Eoin Morgan may be England's all-time leading run scorer in one-day and Twenty20 cricket, but the World Cup's winner game-changing impact on the team was measured in more than just figures.
Morgan, 35, announced his international retirement on Tuesday at Lord's, where he captained England to their memorable World Cup final win against New Zealand in 2019.
That thrilling victory was the culmination of Morgan's white-ball revolution as he oversaw a complete change in attitude towards the limited-over game in his adopted country.
Always his own man, the Dublin-born Morgan rose rapidly through the ranks of Ireland cricket, becoming known for his unorthodox shot-making.

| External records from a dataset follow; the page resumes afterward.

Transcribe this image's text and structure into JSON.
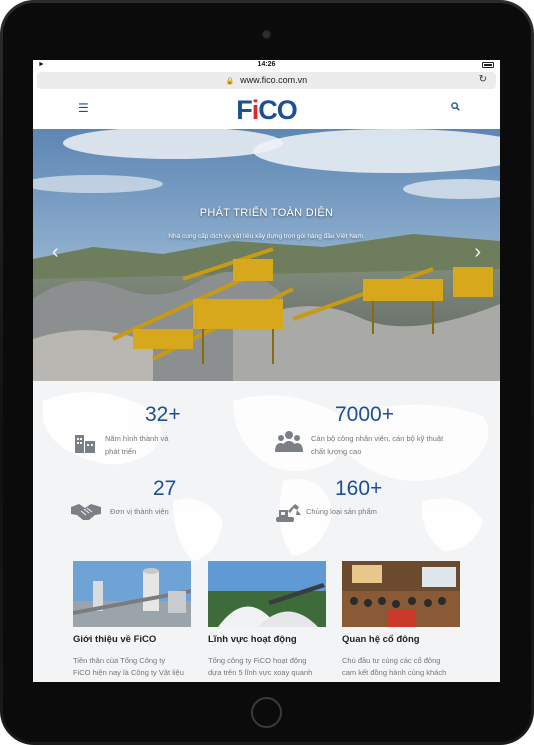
{
  "status": {
    "time": "14:26"
  },
  "browser": {
    "url": "www.fico.com.vn"
  },
  "brand": {
    "logo_text_a": "F",
    "logo_text_i": "i",
    "logo_text_b": "CO",
    "primary": "#1d4f95",
    "accent": "#e3262d"
  },
  "icons": {
    "menu": "hamburger-icon",
    "search": "search-icon",
    "prev": "chevron-left-icon",
    "next": "chevron-right-icon"
  },
  "hero": {
    "title": "PHÁT TRIỂN TOÀN DIỆN",
    "subtitle": "Nhà cung cấp dịch vụ vật liệu xây dựng trọn gói hàng đầu Việt Nam."
  },
  "stats": [
    {
      "value": "32+",
      "label_line1": "Năm hình thành và",
      "label_line2": "phát triển"
    },
    {
      "value": "7000+",
      "label_line1": "Cán bộ công nhân viên, cán bộ kỹ thuật",
      "label_line2": "chất lượng cao"
    },
    {
      "value": "27",
      "label_line1": "Đơn vị thành viên",
      "label_line2": ""
    },
    {
      "value": "160+",
      "label_line1": "Chủng loại sản phẩm",
      "label_line2": ""
    }
  ],
  "cards": [
    {
      "title": "Giới thiệu về FiCO",
      "desc_line1": "Tiền thân của Tổng Công ty",
      "desc_line2": "FiCO hiện nay là Công ty Vật liệu"
    },
    {
      "title": "Lĩnh vực hoạt động",
      "desc_line1": "Tổng công ty FiCO hoạt động",
      "desc_line2": "dựa trên 5 lĩnh vực xoay quanh"
    },
    {
      "title": "Quan hệ cổ đông",
      "desc_line1": "Chủ đầu tư cùng các cổ đông",
      "desc_line2": "cam kết đồng hành cùng khách"
    }
  ]
}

But with Ireland not then a Test nation, he made no secret of his desire to qualify for England and made his debut for Middlesex a week after his 19th birthday.
The left-hander was equally decisive when he stood down from Test cricket after playing the last of 16 matches in the longer format in 2012 when he realised there was no chance of a red-ball recall.

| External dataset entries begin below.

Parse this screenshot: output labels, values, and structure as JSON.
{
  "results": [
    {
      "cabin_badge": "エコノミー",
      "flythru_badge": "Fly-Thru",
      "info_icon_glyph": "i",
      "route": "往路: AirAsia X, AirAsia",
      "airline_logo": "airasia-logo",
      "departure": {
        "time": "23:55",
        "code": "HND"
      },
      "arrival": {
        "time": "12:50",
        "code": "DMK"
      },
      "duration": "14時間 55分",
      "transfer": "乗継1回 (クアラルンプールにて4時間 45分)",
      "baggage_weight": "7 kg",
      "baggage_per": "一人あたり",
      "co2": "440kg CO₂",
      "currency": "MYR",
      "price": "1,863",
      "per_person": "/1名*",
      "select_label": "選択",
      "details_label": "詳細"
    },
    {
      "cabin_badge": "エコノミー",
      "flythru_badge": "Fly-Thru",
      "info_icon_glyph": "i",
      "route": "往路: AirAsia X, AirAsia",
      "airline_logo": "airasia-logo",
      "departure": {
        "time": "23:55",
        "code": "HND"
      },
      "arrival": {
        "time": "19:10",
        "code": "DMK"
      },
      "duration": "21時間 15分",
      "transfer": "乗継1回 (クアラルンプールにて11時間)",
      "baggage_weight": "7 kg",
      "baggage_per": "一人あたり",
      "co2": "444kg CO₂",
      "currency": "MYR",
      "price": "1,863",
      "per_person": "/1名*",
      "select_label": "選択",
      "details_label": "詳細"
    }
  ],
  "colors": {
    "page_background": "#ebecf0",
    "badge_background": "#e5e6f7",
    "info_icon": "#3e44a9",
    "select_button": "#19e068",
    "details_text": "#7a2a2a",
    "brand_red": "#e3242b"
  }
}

By concentrating on limited-overs internationals, Morgan became England's all-time leading scorer in ODI and T20 cricket with 6,957 and 2,458 runs respectively.
His tally of 225 ODI appearances and 115 T20Is is another England record, but it was as a ground-breaking captain that Morgan had his greatest impact.